• [Records]
^^^^^^^^^^^^^^^^

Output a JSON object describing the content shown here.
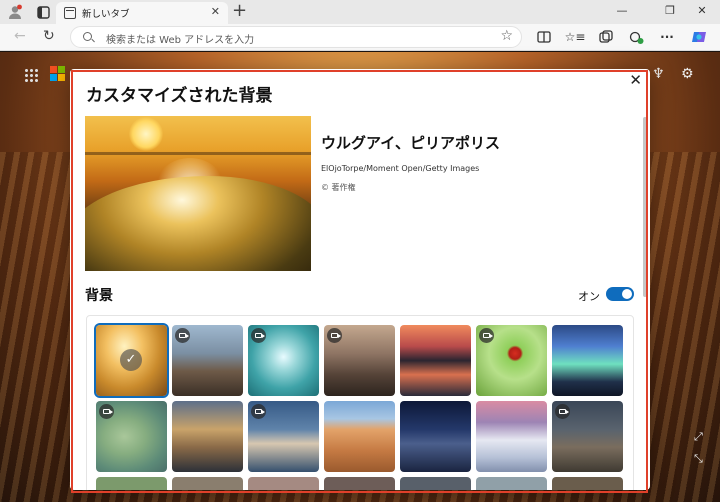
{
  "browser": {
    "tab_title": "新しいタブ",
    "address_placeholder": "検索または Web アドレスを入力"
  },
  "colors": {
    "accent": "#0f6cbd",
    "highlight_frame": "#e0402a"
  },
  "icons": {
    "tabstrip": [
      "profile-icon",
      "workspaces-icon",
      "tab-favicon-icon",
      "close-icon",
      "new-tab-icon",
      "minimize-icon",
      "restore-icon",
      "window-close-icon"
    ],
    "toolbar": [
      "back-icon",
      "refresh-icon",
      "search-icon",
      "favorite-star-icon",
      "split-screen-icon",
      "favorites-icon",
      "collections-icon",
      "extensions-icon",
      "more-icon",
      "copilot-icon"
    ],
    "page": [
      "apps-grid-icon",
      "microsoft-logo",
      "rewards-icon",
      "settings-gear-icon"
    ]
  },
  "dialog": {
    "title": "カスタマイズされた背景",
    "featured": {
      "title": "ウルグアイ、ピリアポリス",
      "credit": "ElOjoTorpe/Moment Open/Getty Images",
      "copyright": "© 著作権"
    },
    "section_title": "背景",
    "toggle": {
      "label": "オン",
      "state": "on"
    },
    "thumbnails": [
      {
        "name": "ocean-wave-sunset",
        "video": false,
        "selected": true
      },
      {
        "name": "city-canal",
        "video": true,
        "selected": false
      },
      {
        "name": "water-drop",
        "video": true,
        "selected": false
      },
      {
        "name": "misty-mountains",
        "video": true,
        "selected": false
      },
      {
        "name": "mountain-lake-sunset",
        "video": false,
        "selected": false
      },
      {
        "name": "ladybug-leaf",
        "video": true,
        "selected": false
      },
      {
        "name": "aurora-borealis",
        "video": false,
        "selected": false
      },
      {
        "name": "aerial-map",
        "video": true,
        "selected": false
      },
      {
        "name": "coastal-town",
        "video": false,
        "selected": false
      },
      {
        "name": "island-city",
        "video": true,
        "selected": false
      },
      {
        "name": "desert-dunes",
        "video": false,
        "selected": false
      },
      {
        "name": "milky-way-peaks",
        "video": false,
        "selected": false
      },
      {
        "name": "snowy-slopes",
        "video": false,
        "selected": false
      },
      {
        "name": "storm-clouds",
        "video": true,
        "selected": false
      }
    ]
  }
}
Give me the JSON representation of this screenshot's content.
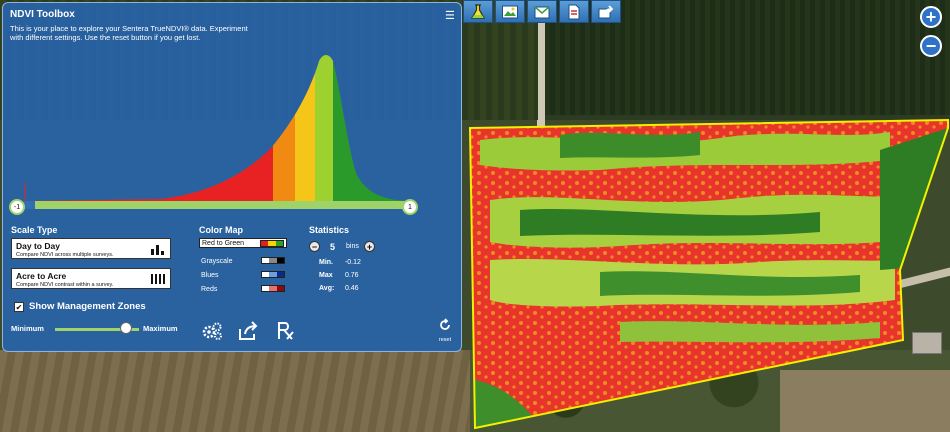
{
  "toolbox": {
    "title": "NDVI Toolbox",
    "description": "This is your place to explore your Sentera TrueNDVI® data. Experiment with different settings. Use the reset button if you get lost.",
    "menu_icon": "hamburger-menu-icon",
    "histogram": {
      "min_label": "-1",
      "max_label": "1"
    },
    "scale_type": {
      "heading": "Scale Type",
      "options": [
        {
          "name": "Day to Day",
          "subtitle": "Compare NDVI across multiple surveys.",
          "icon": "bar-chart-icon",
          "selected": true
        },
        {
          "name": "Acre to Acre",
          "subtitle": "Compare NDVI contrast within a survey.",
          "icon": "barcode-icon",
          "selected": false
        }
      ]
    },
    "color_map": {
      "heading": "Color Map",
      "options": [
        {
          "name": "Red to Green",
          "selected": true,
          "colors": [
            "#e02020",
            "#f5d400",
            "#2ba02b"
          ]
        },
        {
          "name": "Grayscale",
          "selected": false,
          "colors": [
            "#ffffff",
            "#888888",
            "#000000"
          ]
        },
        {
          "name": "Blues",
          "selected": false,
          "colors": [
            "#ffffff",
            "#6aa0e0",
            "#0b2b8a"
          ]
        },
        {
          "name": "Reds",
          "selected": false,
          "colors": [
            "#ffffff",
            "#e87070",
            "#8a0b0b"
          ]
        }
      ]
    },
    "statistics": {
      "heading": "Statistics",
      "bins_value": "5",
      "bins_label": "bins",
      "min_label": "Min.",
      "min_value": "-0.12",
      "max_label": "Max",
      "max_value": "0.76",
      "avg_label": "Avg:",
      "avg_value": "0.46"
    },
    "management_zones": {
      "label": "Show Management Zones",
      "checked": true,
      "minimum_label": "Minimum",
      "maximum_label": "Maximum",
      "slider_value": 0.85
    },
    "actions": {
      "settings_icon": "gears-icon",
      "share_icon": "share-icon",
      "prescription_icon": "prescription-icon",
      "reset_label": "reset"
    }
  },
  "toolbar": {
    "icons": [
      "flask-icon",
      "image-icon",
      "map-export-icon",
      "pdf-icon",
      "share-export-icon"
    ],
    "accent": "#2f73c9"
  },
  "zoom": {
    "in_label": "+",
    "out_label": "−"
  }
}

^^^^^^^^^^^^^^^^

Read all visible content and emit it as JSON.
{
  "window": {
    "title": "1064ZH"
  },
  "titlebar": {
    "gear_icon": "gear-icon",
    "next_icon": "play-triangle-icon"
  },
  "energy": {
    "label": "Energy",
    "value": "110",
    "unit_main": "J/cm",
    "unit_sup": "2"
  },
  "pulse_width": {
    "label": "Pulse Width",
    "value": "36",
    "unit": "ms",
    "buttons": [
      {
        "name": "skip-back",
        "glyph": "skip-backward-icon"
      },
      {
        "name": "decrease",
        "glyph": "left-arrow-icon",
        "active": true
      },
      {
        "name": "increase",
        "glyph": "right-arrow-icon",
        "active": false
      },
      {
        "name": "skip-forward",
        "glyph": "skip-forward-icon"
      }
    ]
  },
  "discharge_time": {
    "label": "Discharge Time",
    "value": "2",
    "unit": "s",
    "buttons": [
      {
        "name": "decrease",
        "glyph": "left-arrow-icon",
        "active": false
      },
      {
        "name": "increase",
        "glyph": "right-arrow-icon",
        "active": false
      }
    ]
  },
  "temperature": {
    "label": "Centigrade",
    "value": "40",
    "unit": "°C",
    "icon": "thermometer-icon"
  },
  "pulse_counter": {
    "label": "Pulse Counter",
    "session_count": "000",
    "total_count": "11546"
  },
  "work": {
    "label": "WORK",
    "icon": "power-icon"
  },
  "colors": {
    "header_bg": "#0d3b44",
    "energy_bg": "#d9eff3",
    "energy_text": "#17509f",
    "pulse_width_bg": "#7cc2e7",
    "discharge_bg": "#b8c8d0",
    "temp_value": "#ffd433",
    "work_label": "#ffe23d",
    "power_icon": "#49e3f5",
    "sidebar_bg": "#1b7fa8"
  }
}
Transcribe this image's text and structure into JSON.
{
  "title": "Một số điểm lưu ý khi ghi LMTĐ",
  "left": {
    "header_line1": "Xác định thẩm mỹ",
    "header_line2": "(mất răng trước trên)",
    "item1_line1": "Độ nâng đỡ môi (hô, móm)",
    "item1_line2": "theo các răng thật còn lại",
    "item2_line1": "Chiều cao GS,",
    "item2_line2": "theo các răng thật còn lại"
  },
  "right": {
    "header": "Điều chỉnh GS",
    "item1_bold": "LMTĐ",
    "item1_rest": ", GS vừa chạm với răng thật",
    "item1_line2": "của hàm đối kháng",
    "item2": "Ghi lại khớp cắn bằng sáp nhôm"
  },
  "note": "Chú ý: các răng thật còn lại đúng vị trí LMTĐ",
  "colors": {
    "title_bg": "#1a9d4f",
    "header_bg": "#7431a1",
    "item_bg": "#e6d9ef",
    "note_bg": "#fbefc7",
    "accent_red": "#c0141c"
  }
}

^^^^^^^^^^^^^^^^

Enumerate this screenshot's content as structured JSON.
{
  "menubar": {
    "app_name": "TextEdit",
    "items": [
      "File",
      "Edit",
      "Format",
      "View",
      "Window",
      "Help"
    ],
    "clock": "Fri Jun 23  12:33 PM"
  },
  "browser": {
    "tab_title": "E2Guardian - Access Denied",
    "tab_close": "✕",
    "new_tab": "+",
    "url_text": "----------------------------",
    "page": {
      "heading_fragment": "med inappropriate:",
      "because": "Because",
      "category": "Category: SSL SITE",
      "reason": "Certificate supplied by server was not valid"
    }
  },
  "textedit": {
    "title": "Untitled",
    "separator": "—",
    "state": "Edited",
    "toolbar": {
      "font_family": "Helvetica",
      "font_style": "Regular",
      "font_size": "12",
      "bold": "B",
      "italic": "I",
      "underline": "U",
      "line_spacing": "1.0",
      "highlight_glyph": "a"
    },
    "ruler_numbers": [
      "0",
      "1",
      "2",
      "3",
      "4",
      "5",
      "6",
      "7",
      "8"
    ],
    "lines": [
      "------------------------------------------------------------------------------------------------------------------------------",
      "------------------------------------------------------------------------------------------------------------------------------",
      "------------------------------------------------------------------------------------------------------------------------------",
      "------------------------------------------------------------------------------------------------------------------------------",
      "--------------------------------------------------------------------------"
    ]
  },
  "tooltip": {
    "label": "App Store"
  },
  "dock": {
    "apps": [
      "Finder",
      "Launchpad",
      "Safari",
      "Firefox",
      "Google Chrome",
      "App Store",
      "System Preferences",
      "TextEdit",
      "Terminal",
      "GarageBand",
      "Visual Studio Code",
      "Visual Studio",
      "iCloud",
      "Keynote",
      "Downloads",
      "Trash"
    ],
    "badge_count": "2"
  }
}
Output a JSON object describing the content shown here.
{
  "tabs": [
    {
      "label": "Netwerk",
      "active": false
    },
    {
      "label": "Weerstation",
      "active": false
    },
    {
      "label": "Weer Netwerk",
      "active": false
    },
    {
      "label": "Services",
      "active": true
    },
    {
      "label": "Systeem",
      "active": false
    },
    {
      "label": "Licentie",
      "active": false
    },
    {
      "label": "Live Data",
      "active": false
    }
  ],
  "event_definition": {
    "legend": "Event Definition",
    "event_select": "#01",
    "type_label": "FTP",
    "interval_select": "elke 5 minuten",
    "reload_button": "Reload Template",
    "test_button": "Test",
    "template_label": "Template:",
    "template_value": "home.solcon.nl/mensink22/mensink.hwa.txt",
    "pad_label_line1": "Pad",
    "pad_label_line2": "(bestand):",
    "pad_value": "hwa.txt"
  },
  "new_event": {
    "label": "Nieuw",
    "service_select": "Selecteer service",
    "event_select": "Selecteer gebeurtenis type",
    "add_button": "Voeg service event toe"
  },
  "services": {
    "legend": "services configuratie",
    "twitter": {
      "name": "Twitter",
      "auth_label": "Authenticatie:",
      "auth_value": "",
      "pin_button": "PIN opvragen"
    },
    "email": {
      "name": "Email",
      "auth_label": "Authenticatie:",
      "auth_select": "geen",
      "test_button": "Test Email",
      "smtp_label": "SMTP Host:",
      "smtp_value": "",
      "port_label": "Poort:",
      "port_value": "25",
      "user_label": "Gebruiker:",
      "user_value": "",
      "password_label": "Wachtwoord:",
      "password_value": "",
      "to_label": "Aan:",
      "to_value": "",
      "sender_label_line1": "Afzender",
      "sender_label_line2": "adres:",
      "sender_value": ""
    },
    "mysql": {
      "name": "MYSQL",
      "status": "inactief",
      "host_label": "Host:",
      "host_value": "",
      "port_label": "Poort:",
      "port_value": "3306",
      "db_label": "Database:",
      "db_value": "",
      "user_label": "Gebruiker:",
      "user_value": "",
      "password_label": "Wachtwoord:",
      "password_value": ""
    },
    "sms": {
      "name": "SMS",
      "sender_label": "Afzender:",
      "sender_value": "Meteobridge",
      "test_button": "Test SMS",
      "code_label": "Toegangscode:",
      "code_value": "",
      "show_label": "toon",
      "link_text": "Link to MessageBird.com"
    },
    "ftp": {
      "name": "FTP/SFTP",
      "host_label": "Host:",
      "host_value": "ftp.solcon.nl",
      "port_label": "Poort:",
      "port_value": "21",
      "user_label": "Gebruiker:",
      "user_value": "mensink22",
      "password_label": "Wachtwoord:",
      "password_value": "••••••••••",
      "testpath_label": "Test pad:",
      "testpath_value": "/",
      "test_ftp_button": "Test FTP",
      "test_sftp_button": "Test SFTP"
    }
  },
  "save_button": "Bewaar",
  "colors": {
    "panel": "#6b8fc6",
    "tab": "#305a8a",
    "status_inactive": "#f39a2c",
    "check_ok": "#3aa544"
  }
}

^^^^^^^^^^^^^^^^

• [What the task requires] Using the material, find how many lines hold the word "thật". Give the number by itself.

• [Exercise answer] 4